*** Task input Section Begins ***

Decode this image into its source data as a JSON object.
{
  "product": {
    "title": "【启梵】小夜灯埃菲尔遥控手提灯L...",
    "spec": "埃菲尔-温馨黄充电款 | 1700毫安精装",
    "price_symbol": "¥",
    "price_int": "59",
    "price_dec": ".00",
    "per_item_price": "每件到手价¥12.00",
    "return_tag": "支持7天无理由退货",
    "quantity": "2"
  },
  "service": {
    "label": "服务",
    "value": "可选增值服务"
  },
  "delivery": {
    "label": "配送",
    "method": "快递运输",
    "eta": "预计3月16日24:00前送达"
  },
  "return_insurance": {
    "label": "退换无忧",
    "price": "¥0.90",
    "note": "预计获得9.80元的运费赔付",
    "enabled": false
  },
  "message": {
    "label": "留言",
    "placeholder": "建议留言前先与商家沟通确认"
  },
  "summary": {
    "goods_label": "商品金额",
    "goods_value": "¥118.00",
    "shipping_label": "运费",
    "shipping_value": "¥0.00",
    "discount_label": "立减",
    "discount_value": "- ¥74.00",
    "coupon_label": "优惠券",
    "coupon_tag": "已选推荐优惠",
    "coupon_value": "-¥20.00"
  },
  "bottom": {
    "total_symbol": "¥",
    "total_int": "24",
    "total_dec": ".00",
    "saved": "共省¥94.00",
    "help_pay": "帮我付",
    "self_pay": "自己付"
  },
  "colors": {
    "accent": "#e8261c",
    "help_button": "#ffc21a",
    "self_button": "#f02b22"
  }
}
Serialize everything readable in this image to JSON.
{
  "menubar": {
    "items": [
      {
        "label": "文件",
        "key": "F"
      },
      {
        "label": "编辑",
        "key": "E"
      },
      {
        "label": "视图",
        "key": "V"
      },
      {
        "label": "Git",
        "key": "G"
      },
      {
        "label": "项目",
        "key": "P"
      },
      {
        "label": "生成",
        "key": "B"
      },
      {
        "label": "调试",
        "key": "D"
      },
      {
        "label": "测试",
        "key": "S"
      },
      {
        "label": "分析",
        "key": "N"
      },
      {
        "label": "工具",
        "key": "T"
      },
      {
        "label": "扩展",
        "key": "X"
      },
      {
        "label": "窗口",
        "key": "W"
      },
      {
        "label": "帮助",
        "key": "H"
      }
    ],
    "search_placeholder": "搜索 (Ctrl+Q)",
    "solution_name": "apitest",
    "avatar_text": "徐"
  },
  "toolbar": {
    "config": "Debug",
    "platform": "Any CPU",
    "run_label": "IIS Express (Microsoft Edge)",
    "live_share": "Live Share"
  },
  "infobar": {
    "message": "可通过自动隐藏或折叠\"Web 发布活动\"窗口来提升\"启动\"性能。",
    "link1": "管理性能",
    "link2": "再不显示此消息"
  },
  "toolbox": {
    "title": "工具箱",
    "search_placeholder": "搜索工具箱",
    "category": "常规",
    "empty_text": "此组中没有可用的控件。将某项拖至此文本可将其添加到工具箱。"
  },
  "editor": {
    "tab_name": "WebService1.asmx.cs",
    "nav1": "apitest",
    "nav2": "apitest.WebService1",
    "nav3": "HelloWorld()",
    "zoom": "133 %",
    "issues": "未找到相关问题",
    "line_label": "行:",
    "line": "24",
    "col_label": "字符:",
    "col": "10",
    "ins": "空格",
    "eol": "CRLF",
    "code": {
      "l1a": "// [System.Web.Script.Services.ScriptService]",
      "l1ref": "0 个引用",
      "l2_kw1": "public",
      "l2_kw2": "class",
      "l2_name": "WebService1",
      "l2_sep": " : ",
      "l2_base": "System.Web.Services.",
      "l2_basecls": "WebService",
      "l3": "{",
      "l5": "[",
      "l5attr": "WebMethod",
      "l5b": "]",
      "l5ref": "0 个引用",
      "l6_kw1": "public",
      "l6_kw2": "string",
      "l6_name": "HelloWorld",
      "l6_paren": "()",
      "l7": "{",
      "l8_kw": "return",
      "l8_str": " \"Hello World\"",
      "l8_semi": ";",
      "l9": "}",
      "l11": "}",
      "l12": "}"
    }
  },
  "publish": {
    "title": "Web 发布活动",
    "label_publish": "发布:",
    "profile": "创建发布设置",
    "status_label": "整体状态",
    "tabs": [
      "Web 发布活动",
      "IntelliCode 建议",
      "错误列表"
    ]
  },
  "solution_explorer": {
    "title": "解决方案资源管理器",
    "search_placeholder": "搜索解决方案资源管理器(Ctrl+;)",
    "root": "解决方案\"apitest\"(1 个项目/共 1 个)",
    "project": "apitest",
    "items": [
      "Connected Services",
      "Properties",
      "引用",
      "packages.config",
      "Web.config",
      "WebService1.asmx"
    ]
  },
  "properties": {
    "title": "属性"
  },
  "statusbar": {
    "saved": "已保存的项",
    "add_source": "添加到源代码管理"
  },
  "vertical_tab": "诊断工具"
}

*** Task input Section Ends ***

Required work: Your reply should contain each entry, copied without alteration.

Your solution:
Decode this image into its source data as a JSON object.
{
  "product": {
    "title": "【启梵】小夜灯埃菲尔遥控手提灯L...",
    "spec": "埃菲尔-温馨黄充电款 | 1700毫安精装",
    "price_symbol": "¥",
    "price_int": "59",
    "price_dec": ".00",
    "per_item_price": "每件到手价¥12.00",
    "return_tag": "支持7天无理由退货",
    "quantity": "2"
  },
  "service": {
    "label": "服务",
    "value": "可选增值服务"
  },
  "delivery": {
    "label": "配送",
    "method": "快递运输",
    "eta": "预计3月16日24:00前送达"
  },
  "return_insurance": {
    "label": "退换无忧",
    "price": "¥0.90",
    "note": "预计获得9.80元的运费赔付",
    "enabled": false
  },
  "message": {
    "label": "留言",
    "placeholder": "建议留言前先与商家沟通确认"
  },
  "summary": {
    "goods_label": "商品金额",
    "goods_value": "¥118.00",
    "shipping_label": "运费",
    "shipping_value": "¥0.00",
    "discount_label": "立减",
    "discount_value": "- ¥74.00",
    "coupon_label": "优惠券",
    "coupon_tag": "已选推荐优惠",
    "coupon_value": "-¥20.00"
  },
  "bottom": {
    "total_symbol": "¥",
    "total_int": "24",
    "total_dec": ".00",
    "saved": "共省¥94.00",
    "help_pay": "帮我付",
    "self_pay": "自己付"
  },
  "colors": {
    "accent": "#e8261c",
    "help_button": "#ffc21a",
    "self_button": "#f02b22"
  }
}
Serialize everything readable in this image to JSON.
{
  "menubar": {
    "items": [
      {
        "label": "文件",
        "key": "F"
      },
      {
        "label": "编辑",
        "key": "E"
      },
      {
        "label": "视图",
        "key": "V"
      },
      {
        "label": "Git",
        "key": "G"
      },
      {
        "label": "项目",
        "key": "P"
      },
      {
        "label": "生成",
        "key": "B"
      },
      {
        "label": "调试",
        "key": "D"
      },
      {
        "label": "测试",
        "key": "S"
      },
      {
        "label": "分析",
        "key": "N"
      },
      {
        "label": "工具",
        "key": "T"
      },
      {
        "label": "扩展",
        "key": "X"
      },
      {
        "label": "窗口",
        "key": "W"
      },
      {
        "label": "帮助",
        "key": "H"
      }
    ],
    "search_placeholder": "搜索 (Ctrl+Q)",
    "solution_name": "apitest",
    "avatar_text": "徐"
  },
  "toolbar": {
    "config": "Debug",
    "platform": "Any CPU",
    "run_label": "IIS Express (Microsoft Edge)",
    "live_share": "Live Share"
  },
  "infobar": {
    "message": "可通过自动隐藏或折叠\"Web 发布活动\"窗口来提升\"启动\"性能。",
    "link1": "管理性能",
    "link2": "再不显示此消息"
  },
  "toolbox": {
    "title": "工具箱",
    "search_placeholder": "搜索工具箱",
    "category": "常规",
    "empty_text": "此组中没有可用的控件。将某项拖至此文本可将其添加到工具箱。"
  },
  "editor": {
    "tab_name": "WebService1.asmx.cs",
    "nav1": "apitest",
    "nav2": "apitest.WebService1",
    "nav3": "HelloWorld()",
    "zoom": "133 %",
    "issues": "未找到相关问题",
    "line_label": "行:",
    "line": "24",
    "col_label": "字符:",
    "col": "10",
    "ins": "空格",
    "eol": "CRLF",
    "code": {
      "l1a": "// [System.Web.Script.Services.ScriptService]",
      "l1ref": "0 个引用",
      "l2_kw1": "public",
      "l2_kw2": "class",
      "l2_name": "WebService1",
      "l2_sep": " : ",
      "l2_base": "System.Web.Services.",
      "l2_basecls": "WebService",
      "l3": "{",
      "l5": "[",
      "l5attr": "WebMethod",
      "l5b": "]",
      "l5ref": "0 个引用",
      "l6_kw1": "public",
      "l6_kw2": "string",
      "l6_name": "HelloWorld",
      "l6_paren": "()",
      "l7": "{",
      "l8_kw": "return",
      "l8_str": " \"Hello World\"",
      "l8_semi": ";",
      "l9": "}",
      "l11": "}",
      "l12": "}"
    }
  },
  "publish": {
    "title": "Web 发布活动",
    "label_publish": "发布:",
    "profile": "创建发布设置",
    "status_label": "整体状态",
    "tabs": [
      "Web 发布活动",
      "IntelliCode 建议",
      "错误列表"
    ]
  },
  "solution_explorer": {
    "title": "解决方案资源管理器",
    "search_placeholder": "搜索解决方案资源管理器(Ctrl+;)",
    "root": "解决方案\"apitest\"(1 个项目/共 1 个)",
    "project": "apitest",
    "items": [
      "Connected Services",
      "Properties",
      "引用",
      "packages.config",
      "Web.config",
      "WebService1.asmx"
    ]
  },
  "properties": {
    "title": "属性"
  },
  "statusbar": {
    "saved": "已保存的项",
    "add_source": "添加到源代码管理"
  },
  "vertical_tab": "诊断工具"
}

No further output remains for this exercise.